Texas and the Massachusetts Resolutions Page: 53 of 54
This book is part of the collection entitled: From Republic to State: Debates and Documents Relating to the Annexation of Texas, 1836-1856 and was provided to The Portal to Texas History by the UNT Libraries.
The following text was automatically extracted from the image on this page using optical character recognition software:
should not deem it come for immediate dissolution. Not that
we (do not consider the bond of the constitution completely
broken by the iitroduction of a foreign State, and its obligation
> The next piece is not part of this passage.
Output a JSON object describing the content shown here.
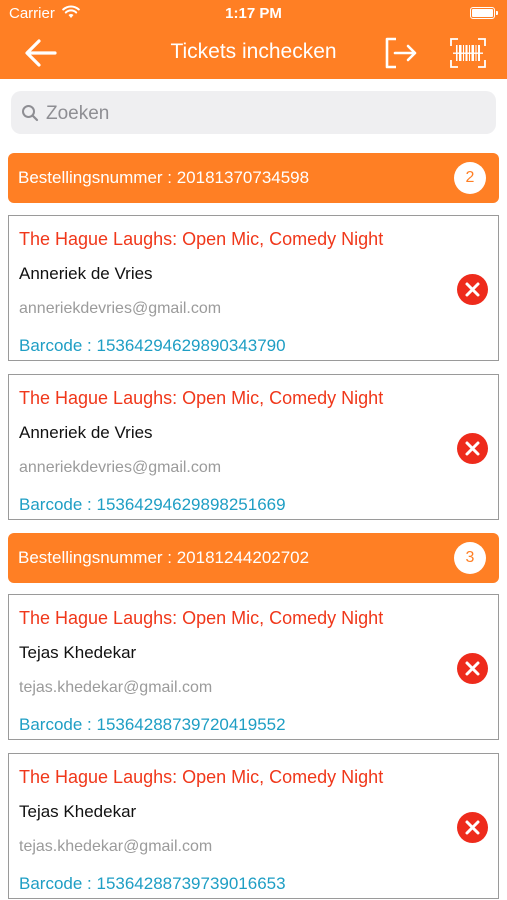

voird. We have not a doubt on that point. But so long
as we believe that it is within the power of the free States to
prevent the annexation of Texas, and the war policy, if they
only will it, just so long shall we consider their refusal so to
will, as implyin,g tlhe waiver of the majority, to avail themselves
of the breach of conttract at this time, and their consent
to remain in the Uniion for the present on unequal terms. Resolutiois
and declal ation are but- waste of titie, if the indomiitaable
spirit be not be}indi th}eem to give force in action. The alternttive
is, tihen, to pIre pare or fitture events; to disseminaate
thle trilnciples involved in the Massachusetts resoluttins as
striki n at tthe root of thie evil; in slhort to make no cessation in
the ciontest against slavery :id til tihet Ineasures which}l flow from it.
G(looniy thiout tle p}rosp)ect n ight be, of fulfilling the great
ends fir wt' ichl t.he g\ov'ctrnuent was constituted, the perpetuation
of' thl( blelssings o[f liberty to ourselves and outr posterity;
desp erate as n iiglt s(eetn thlv pros:pect of a return to those
days (of hbionor and of p-eace, wihen the name of the reptblic
hd tnot tbeen o aide a synonyl e witl rllapacity and bad faith;
yet the dutty of good(l citizes would still remain unchanged, to
watth andi to strive for t he best. IRashness and despair are
eqt(ully unimanly, so long as there is a shadow of fith re'r)ailling
ill tilI dis)ensations of an overruling Providence
We i ave now done with the subject. In treating it, we
are conscious t:at. w e have occasionally ru.n counter to the
prejudices and feelings of each of the tilree pCarties which now
agitte tihe land. W e have been too twarm to suit those
whligs, who delight in indliflerene ; too uncomnpronising to
suit tie flexible ilorality of the demiocrats ; and too cold to
suit those abolitionists 'who dwell in abstractions. Such a result
almost inevitably follows' any efiort to express free
tlhnougtts in a fiee itmanner. Yet in all these parties there are
numbers of persons whlo will not be displeased if such a liberty
be taken, atnd who will examiine the argument that n ay
be advanced, with impartiality, and without reference to its
source. To those persons we have endeavored most respectf
lly to address ourselves. They generally hold the
scale in political afairs, and altihough slow in comning to thie
foirmation of opinions, yet when once fortmed they are tenacious
in maintaininig them. Let the favored classes of the
Soulthl beware how, by their violent career, they persist in driving
all these people into the doctrines of political abolitionism.
Here’s what’s next.
This book can be searched. Note: Results may vary based on the legibility of text within the document.
Tools / Downloads
Get a copy of this page or view the extracted text.
Citing and Sharing
Basic information for referencing this web page. We also provide extended guidance on usage rights, references, copying or embedding.
Reference the current page of this Book.
Adams, Charles Francis. Texas and the Massachusetts Resolutions, book, January 1, 1844; Boston, Massachusetts. (texashistory.unt.edu/ark:/67531/metapth2355/m1/53/: accessed July 26, 2017), University of North Texas Libraries, The Portal to Texas History, texashistory.unt.edu; .